[Items from an interface collection]
· · · · ·
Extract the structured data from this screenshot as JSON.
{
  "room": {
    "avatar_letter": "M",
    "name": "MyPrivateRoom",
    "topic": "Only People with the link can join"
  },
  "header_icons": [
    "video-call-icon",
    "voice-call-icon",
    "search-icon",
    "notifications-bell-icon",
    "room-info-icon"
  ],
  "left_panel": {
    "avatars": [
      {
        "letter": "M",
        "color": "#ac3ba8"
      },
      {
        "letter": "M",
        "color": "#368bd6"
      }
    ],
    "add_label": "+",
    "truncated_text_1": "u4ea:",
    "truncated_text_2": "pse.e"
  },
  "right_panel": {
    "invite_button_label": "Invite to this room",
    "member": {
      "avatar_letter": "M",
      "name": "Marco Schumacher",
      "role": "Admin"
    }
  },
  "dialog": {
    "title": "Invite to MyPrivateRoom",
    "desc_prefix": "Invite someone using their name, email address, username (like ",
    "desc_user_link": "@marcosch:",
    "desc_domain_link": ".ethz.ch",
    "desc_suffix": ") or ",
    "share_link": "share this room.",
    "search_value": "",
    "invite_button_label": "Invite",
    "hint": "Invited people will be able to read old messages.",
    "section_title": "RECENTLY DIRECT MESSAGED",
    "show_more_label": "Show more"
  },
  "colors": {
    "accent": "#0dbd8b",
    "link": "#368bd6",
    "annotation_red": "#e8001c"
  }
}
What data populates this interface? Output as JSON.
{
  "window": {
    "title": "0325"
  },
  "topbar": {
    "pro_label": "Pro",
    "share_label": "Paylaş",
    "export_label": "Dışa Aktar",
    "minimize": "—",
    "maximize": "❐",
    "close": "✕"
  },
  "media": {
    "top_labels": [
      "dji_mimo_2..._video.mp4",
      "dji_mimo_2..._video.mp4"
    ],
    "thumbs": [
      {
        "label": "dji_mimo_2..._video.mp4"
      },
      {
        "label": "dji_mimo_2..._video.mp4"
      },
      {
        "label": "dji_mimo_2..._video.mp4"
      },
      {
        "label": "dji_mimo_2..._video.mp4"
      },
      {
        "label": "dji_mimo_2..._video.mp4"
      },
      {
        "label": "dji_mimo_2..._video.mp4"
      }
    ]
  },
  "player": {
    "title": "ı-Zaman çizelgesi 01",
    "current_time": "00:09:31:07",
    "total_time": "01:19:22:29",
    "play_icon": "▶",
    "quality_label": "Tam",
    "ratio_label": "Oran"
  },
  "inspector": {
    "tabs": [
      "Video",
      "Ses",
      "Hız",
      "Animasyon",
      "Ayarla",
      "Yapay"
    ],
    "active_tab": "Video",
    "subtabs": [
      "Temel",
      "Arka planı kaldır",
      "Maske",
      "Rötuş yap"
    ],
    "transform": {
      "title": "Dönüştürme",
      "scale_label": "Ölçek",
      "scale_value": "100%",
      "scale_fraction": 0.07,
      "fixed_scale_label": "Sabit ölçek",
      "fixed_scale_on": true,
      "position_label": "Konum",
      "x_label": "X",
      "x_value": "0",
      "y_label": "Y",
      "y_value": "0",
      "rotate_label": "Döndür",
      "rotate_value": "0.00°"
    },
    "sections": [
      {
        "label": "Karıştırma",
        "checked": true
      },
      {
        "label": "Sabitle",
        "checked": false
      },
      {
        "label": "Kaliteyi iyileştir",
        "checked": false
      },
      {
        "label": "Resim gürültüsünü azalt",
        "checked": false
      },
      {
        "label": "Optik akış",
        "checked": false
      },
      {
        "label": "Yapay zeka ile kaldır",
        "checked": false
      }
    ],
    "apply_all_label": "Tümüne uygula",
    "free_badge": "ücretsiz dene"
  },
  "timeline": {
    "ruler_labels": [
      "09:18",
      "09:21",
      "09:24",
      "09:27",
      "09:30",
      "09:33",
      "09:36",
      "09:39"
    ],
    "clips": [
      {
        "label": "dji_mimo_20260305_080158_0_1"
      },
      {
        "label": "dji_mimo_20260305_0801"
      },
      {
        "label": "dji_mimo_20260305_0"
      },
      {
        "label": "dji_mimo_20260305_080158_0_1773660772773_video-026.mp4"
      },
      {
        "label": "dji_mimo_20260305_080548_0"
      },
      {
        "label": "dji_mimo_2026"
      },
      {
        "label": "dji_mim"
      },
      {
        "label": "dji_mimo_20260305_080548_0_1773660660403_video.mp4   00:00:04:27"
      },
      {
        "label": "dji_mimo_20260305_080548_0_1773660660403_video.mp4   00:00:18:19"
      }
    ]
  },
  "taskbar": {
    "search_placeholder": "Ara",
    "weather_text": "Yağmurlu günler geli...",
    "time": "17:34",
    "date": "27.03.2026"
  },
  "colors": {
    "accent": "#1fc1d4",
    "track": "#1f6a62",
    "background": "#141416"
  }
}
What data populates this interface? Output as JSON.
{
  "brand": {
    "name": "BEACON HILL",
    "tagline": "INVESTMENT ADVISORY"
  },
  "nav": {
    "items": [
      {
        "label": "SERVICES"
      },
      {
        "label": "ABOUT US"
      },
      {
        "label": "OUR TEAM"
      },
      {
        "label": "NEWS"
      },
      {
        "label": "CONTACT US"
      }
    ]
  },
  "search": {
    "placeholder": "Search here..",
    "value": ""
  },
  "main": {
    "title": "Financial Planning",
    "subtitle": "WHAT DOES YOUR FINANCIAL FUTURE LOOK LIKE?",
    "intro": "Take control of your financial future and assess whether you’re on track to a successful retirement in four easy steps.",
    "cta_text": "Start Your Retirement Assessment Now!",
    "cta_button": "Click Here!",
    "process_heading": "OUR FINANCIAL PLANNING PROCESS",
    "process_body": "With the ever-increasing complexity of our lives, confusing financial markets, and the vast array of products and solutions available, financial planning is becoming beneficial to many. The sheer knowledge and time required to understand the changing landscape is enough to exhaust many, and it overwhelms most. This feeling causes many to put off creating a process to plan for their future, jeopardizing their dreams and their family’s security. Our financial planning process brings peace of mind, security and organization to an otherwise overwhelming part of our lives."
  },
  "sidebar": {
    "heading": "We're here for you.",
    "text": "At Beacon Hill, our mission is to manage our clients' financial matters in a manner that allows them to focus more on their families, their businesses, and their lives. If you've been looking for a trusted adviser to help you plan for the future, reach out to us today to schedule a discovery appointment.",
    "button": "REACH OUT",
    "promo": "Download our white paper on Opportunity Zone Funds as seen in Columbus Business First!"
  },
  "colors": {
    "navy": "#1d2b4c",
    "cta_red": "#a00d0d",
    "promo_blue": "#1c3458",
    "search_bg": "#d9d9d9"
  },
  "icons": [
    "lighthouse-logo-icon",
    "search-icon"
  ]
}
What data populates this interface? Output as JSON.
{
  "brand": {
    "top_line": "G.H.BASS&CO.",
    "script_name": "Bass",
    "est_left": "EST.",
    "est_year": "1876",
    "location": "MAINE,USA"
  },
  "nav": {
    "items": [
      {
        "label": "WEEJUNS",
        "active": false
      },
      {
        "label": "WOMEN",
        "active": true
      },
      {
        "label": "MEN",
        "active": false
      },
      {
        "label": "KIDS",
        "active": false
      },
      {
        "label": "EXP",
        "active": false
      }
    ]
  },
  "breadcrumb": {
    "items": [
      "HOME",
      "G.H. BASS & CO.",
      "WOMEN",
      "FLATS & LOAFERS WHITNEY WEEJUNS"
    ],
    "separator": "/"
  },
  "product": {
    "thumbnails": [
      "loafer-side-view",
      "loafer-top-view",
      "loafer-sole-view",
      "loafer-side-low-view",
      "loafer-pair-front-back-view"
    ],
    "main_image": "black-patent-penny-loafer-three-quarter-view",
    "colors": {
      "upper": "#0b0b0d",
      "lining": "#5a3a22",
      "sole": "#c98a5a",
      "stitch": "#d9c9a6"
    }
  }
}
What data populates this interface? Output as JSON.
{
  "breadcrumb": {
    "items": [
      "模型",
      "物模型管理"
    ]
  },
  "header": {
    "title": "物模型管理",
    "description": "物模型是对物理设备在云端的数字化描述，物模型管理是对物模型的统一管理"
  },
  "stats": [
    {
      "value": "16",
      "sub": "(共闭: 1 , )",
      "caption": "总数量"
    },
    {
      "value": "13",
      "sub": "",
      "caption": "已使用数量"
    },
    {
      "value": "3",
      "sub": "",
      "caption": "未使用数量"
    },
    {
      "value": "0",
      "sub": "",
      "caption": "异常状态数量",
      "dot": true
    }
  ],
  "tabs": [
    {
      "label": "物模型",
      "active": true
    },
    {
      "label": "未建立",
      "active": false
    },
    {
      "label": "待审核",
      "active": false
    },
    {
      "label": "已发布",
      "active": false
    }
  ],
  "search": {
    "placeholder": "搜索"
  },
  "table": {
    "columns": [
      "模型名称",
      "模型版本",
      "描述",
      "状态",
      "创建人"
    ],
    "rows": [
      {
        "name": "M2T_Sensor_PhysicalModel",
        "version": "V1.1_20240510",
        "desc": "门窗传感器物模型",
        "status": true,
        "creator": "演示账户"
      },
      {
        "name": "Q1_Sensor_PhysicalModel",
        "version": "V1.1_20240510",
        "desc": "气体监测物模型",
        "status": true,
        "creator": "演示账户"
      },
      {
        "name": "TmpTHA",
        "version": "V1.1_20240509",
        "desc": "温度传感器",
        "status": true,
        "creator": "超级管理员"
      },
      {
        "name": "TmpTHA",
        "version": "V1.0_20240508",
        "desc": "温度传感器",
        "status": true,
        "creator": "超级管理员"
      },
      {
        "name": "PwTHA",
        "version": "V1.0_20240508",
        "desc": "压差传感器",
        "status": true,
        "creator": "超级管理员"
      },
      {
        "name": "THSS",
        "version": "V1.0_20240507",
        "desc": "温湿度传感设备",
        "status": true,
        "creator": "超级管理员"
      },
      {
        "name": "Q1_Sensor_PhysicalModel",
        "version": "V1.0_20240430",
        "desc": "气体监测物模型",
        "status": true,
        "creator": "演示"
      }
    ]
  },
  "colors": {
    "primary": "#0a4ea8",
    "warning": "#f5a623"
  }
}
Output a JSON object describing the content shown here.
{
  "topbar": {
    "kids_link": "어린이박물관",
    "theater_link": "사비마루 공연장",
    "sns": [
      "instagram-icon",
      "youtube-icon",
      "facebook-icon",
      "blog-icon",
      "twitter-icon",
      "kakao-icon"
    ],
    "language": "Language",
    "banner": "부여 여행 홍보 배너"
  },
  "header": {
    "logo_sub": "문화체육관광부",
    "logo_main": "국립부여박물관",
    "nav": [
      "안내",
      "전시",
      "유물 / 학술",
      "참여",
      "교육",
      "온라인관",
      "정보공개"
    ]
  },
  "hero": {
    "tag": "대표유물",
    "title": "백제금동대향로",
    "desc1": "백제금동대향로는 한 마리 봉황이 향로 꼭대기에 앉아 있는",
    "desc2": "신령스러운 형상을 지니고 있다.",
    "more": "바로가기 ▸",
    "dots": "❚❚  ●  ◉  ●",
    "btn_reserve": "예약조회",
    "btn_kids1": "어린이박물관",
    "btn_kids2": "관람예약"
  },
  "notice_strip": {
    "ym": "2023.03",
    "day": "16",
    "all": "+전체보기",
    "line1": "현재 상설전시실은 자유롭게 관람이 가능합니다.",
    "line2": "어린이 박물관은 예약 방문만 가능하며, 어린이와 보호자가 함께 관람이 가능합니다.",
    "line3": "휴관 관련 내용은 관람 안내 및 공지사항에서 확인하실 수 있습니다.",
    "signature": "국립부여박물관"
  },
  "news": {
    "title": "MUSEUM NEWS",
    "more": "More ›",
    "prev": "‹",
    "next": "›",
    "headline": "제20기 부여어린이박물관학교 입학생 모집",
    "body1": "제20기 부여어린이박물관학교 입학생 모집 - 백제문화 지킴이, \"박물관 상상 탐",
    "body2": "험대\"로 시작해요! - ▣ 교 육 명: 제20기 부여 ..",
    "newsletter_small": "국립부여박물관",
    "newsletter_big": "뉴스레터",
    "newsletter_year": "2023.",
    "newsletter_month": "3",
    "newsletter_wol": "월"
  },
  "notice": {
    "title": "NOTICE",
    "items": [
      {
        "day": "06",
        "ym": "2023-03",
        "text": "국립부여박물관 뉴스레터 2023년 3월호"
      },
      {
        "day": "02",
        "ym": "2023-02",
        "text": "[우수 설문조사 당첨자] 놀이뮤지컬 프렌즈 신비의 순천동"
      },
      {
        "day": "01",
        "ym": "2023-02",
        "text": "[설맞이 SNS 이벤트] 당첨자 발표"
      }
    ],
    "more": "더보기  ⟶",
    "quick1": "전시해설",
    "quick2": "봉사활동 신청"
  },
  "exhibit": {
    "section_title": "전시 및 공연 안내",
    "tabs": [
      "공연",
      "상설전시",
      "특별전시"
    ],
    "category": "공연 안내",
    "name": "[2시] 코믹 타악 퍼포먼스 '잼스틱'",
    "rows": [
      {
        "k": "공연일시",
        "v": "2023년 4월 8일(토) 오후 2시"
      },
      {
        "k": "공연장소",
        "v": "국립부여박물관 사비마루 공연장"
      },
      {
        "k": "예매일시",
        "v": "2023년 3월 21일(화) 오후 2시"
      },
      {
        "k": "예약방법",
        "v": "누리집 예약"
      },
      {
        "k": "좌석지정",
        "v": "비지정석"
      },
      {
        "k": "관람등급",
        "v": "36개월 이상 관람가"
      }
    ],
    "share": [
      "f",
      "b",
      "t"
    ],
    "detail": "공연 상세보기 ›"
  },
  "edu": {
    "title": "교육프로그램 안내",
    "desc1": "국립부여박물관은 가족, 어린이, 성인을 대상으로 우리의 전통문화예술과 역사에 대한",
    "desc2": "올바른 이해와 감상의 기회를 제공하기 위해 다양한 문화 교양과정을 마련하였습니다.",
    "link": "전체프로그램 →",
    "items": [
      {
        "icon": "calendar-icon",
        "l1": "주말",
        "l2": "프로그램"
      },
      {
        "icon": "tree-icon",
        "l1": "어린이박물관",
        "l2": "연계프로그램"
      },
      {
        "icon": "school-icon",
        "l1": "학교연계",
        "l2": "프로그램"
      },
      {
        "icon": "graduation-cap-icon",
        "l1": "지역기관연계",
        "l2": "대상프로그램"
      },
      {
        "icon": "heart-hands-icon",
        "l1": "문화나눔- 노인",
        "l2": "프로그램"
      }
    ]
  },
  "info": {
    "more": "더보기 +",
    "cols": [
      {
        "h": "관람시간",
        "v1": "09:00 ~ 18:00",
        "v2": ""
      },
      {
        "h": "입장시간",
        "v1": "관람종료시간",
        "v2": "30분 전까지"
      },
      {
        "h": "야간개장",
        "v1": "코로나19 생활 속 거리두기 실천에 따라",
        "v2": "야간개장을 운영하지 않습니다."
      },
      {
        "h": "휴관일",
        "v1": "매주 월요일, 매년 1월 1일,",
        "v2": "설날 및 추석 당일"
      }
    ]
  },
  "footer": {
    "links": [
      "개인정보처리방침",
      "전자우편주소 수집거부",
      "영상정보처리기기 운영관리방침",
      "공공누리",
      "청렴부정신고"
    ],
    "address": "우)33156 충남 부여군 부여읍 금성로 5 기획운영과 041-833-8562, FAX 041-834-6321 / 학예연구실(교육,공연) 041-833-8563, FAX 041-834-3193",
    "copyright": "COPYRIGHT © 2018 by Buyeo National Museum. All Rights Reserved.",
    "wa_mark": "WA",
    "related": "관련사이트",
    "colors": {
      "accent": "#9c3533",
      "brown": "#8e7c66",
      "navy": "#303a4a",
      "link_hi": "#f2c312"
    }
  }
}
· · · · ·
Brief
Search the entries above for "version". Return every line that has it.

Output for this task
        "version": "V1.1_20240510",
        "version": "V1.1_20240510",
        "version": "V1.1_20240509",
        "version": "V1.0_20240508",
        "version": "V1.0_20240508",
        "version": "V1.0_20240507",
        "version": "V1.0_20240430",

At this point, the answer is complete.